===== DATASET CONTENT

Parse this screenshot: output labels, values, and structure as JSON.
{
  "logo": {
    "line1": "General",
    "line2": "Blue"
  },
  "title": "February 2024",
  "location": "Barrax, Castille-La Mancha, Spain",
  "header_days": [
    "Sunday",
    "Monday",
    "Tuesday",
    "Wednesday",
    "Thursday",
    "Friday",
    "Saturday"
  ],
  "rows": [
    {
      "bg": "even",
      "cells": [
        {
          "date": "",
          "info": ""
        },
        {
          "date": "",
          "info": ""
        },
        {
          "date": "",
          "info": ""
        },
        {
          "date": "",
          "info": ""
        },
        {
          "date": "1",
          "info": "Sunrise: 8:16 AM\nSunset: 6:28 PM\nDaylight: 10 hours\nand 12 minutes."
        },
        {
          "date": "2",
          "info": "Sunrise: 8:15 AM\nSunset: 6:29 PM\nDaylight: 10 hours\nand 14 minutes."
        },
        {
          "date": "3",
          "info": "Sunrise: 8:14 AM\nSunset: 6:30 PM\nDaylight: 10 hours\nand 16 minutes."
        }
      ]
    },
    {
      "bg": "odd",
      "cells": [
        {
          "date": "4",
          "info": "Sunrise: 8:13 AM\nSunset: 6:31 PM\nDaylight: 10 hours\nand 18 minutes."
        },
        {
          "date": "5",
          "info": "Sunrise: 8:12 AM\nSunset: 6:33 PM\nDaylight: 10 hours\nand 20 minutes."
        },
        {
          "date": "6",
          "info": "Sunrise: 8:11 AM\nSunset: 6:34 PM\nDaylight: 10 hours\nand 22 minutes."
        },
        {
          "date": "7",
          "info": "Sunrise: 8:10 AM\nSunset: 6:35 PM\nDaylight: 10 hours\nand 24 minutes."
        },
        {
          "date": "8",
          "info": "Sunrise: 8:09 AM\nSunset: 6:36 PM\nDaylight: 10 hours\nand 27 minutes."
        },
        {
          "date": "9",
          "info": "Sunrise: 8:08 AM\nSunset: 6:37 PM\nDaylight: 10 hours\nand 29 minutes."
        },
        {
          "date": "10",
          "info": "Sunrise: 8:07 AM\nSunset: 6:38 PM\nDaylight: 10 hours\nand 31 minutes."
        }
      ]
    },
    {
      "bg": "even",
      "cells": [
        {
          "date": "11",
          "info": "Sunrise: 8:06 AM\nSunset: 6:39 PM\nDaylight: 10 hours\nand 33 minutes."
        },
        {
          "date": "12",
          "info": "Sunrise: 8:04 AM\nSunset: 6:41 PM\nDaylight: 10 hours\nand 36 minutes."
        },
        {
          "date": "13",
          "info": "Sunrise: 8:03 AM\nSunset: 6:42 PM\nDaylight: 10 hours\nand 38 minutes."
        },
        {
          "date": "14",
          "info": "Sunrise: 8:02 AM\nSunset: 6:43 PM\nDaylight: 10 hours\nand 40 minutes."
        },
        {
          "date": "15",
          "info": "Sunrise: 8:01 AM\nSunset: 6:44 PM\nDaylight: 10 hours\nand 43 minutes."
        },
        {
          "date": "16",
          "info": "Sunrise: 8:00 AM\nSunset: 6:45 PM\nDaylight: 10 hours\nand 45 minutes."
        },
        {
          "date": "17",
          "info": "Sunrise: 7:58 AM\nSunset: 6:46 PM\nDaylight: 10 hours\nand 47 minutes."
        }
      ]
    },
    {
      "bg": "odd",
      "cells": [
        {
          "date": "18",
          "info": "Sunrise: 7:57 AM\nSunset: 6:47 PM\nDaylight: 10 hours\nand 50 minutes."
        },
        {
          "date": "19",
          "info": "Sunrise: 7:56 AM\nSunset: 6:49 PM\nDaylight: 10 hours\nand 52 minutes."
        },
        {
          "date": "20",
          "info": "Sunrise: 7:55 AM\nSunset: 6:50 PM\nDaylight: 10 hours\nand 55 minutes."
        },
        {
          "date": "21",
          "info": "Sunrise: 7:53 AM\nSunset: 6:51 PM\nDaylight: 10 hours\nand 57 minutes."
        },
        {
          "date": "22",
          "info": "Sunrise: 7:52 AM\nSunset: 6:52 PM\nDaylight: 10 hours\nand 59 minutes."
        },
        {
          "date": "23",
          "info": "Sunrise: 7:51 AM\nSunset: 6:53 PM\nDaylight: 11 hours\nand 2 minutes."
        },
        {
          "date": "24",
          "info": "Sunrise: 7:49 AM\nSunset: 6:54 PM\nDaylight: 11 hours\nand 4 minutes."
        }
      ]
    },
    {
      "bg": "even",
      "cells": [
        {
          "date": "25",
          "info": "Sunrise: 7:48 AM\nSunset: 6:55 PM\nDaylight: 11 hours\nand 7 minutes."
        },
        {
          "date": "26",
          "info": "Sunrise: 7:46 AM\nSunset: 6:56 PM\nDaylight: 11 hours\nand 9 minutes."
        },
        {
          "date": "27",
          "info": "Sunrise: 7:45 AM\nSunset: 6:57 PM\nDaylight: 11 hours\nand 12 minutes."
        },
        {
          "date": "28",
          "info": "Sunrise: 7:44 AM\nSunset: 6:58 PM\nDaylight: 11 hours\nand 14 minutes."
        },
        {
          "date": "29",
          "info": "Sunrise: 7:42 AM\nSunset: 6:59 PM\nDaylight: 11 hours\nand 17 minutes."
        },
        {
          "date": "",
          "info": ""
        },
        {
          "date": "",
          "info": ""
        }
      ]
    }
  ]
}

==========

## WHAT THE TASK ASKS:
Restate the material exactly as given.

## RESPONSE TO THE TASK:
Parse this screenshot: output labels, values, and structure as JSON.
{
  "logo": {
    "line1": "General",
    "line2": "Blue"
  },
  "title": "February 2024",
  "location": "Barrax, Castille-La Mancha, Spain",
  "header_days": [
    "Sunday",
    "Monday",
    "Tuesday",
    "Wednesday",
    "Thursday",
    "Friday",
    "Saturday"
  ],
  "rows": [
    {
      "bg": "even",
      "cells": [
        {
          "date": "",
          "info": ""
        },
        {
          "date": "",
          "info": ""
        },
        {
          "date": "",
          "info": ""
        },
        {
          "date": "",
          "info": ""
        },
        {
          "date": "1",
          "info": "Sunrise: 8:16 AM\nSunset: 6:28 PM\nDaylight: 10 hours\nand 12 minutes."
        },
        {
          "date": "2",
          "info": "Sunrise: 8:15 AM\nSunset: 6:29 PM\nDaylight: 10 hours\nand 14 minutes."
        },
        {
          "date": "3",
          "info": "Sunrise: 8:14 AM\nSunset: 6:30 PM\nDaylight: 10 hours\nand 16 minutes."
        }
      ]
    },
    {
      "bg": "odd",
      "cells": [
        {
          "date": "4",
          "info": "Sunrise: 8:13 AM\nSunset: 6:31 PM\nDaylight: 10 hours\nand 18 minutes."
        },
        {
          "date": "5",
          "info": "Sunrise: 8:12 AM\nSunset: 6:33 PM\nDaylight: 10 hours\nand 20 minutes."
        },
        {
          "date": "6",
          "info": "Sunrise: 8:11 AM\nSunset: 6:34 PM\nDaylight: 10 hours\nand 22 minutes."
        },
        {
          "date": "7",
          "info": "Sunrise: 8:10 AM\nSunset: 6:35 PM\nDaylight: 10 hours\nand 24 minutes."
        },
        {
          "date": "8",
          "info": "Sunrise: 8:09 AM\nSunset: 6:36 PM\nDaylight: 10 hours\nand 27 minutes."
        },
        {
          "date": "9",
          "info": "Sunrise: 8:08 AM\nSunset: 6:37 PM\nDaylight: 10 hours\nand 29 minutes."
        },
        {
          "date": "10",
          "info": "Sunrise: 8:07 AM\nSunset: 6:38 PM\nDaylight: 10 hours\nand 31 minutes."
        }
      ]
    },
    {
      "bg": "even",
      "cells": [
        {
          "date": "11",
          "info": "Sunrise: 8:06 AM\nSunset: 6:39 PM\nDaylight: 10 hours\nand 33 minutes."
        },
        {
          "date": "12",
          "info": "Sunrise: 8:04 AM\nSunset: 6:41 PM\nDaylight: 10 hours\nand 36 minutes."
        },
        {
          "date": "13",
          "info": "Sunrise: 8:03 AM\nSunset: 6:42 PM\nDaylight: 10 hours\nand 38 minutes."
        },
        {
          "date": "14",
          "info": "Sunrise: 8:02 AM\nSunset: 6:43 PM\nDaylight: 10 hours\nand 40 minutes."
        },
        {
          "date": "15",
          "info": "Sunrise: 8:01 AM\nSunset: 6:44 PM\nDaylight: 10 hours\nand 43 minutes."
        },
        {
          "date": "16",
          "info": "Sunrise: 8:00 AM\nSunset: 6:45 PM\nDaylight: 10 hours\nand 45 minutes."
        },
        {
          "date": "17",
          "info": "Sunrise: 7:58 AM\nSunset: 6:46 PM\nDaylight: 10 hours\nand 47 minutes."
        }
      ]
    },
    {
      "bg": "odd",
      "cells": [
        {
          "date": "18",
          "info": "Sunrise: 7:57 AM\nSunset: 6:47 PM\nDaylight: 10 hours\nand 50 minutes."
        },
        {
          "date": "19",
          "info": "Sunrise: 7:56 AM\nSunset: 6:49 PM\nDaylight: 10 hours\nand 52 minutes."
        },
        {
          "date": "20",
          "info": "Sunrise: 7:55 AM\nSunset: 6:50 PM\nDaylight: 10 hours\nand 55 minutes."
        },
        {
          "date": "21",
          "info": "Sunrise: 7:53 AM\nSunset: 6:51 PM\nDaylight: 10 hours\nand 57 minutes."
        },
        {
          "date": "22",
          "info": "Sunrise: 7:52 AM\nSunset: 6:52 PM\nDaylight: 10 hours\nand 59 minutes."
        },
        {
          "date": "23",
          "info": "Sunrise: 7:51 AM\nSunset: 6:53 PM\nDaylight: 11 hours\nand 2 minutes."
        },
        {
          "date": "24",
          "info": "Sunrise: 7:49 AM\nSunset: 6:54 PM\nDaylight: 11 hours\nand 4 minutes."
        }
      ]
    },
    {
      "bg": "even",
      "cells": [
        {
          "date": "25",
          "info": "Sunrise: 7:48 AM\nSunset: 6:55 PM\nDaylight: 11 hours\nand 7 minutes."
        },
        {
          "date": "26",
          "info": "Sunrise: 7:46 AM\nSunset: 6:56 PM\nDaylight: 11 hours\nand 9 minutes."
        },
        {
          "date": "27",
          "info": "Sunrise: 7:45 AM\nSunset: 6:57 PM\nDaylight: 11 hours\nand 12 minutes."
        },
        {
          "date": "28",
          "info": "Sunrise: 7:44 AM\nSunset: 6:58 PM\nDaylight: 11 hours\nand 14 minutes."
        },
        {
          "date": "29",
          "info": "Sunrise: 7:42 AM\nSunset: 6:59 PM\nDaylight: 11 hours\nand 17 minutes."
        },
        {
          "date": "",
          "info": ""
        },
        {
          "date": "",
          "info": ""
        }
      ]
    }
  ]
}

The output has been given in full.